"If people give an honest assessment, they think we're a force for good," Tedesco explained. Instead of giving an honest assessment, the SPLC and Citizens for Transparency twist the facts to paint ADF as a "hate group."

"They have no interest at all in debate about the issues we all care about," Tedesco argued. "They just want to shut down one side of the debate through their tactics. That's not what we do in America."

While little is known about the shady Citizens for Transparency — it does not even have a website — a statement released by the campaign lists a number of LGBT activists whom Caleb Cade, the group's spokesman, listed as "allies."

Among these is Eliza Byard, a board member of the Gill Foundation. That foundation's founder, Tim Gill, told Rolling Stone he would use his activism to "punish the wicked," by whom he meant anyone who would try to opt out of celebrating a same-sex wedding.

Like Gill, the SPLC demonizes the opposition to silence debate. "They create enmity for people who are on the other side of the issue," Tedesco argued. "That's not what we need for discourse in this country. We'd rather see tolerance."

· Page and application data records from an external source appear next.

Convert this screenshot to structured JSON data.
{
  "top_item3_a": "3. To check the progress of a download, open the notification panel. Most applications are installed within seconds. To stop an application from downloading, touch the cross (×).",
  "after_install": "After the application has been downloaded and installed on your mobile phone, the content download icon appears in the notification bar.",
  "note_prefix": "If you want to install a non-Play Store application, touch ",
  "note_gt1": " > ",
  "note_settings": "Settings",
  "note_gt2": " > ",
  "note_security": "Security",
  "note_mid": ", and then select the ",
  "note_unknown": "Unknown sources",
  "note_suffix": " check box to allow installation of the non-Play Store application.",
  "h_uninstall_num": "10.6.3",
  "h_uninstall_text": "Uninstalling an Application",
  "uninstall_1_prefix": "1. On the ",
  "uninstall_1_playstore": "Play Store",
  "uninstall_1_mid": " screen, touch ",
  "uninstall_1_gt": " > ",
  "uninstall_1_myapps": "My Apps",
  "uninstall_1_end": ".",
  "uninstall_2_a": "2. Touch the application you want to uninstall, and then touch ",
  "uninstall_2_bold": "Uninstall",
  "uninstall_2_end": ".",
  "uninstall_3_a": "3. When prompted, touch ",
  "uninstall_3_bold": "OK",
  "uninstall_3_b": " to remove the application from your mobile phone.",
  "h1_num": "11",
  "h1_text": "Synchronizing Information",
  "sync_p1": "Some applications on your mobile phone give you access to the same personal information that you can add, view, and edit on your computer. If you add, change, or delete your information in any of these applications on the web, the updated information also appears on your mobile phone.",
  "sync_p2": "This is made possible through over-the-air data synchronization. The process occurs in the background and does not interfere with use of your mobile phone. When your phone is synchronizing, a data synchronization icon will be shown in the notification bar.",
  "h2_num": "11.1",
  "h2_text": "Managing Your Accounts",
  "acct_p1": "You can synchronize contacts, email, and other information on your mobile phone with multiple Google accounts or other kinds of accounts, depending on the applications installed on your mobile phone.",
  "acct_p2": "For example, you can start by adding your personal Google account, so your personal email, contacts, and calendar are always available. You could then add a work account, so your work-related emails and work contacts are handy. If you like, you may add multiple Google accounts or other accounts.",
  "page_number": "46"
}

"Even when other people have views that you vehemently oppose, they should have the freedom to engage in debate," he said.

Indeed, the SPLC's "hatewatch" blog admits that it only targets the Right. In 2007, SPLC spokesman Mark Potok let slip the group's ultimate aim: "to destroy these groups, completely destroy them." In 2012, a convicted terrorist used the SPLC "hate map" to target the Family Research Council (FRC), intending to kill everyone in the building. The SPLC condemned the attack, but did not remove FRC from the list.

After the 2017 white nationalist riots in Charlottesville, Va., tech companies like Apple teamed up with the SPLC, CNN republished the organization's "hate map," and ProPublica threatened to destroy conservative websites because their organizations were listed on the SPLC's "hate group" list. Even the small Catholic nonprofit the Ruth Institute lost its credit card processing company, Vanco Payments, due to the SPLC list.

Groups maligned by the SPLC fired back with lawsuits: first, Liberty Counsel sued GuideStar for marking non-profits as "hate groups" on their charity navigation website; then D. James Kennedy Ministries sued Amazon for cutting them off from Amazon Smile; and then Muslim reformer Maajid Nawaz sued the SPLC for defaming him as an "anti-Islamic extremist."

The SPLC paid $3.375 million to settle Nawaz's suit, and about 60 organizations considered defamation lawsuits of their own.

Recently, SPLC has launched a campaigns to force tech companies like Facebook and Google to "Change the Terms" to "fight hate."

"The SPLC wants to induce social media and financial companies to take actions to harm us. Their ultimate goal is to destroy the groups that they put on their lists," Tedesco told PJ Media. "It's appalling that they equate ADF and FRC with notorious gangsters and racists like the KKK."

"We still have a voice and we're going to use it," he declared.

These Tomes Square billboards demonstrate ADF's tenacity. This religious freedom firm will not take these attacks lying down.

Follow the author of this article on Twitter at @Tyler2ONeil.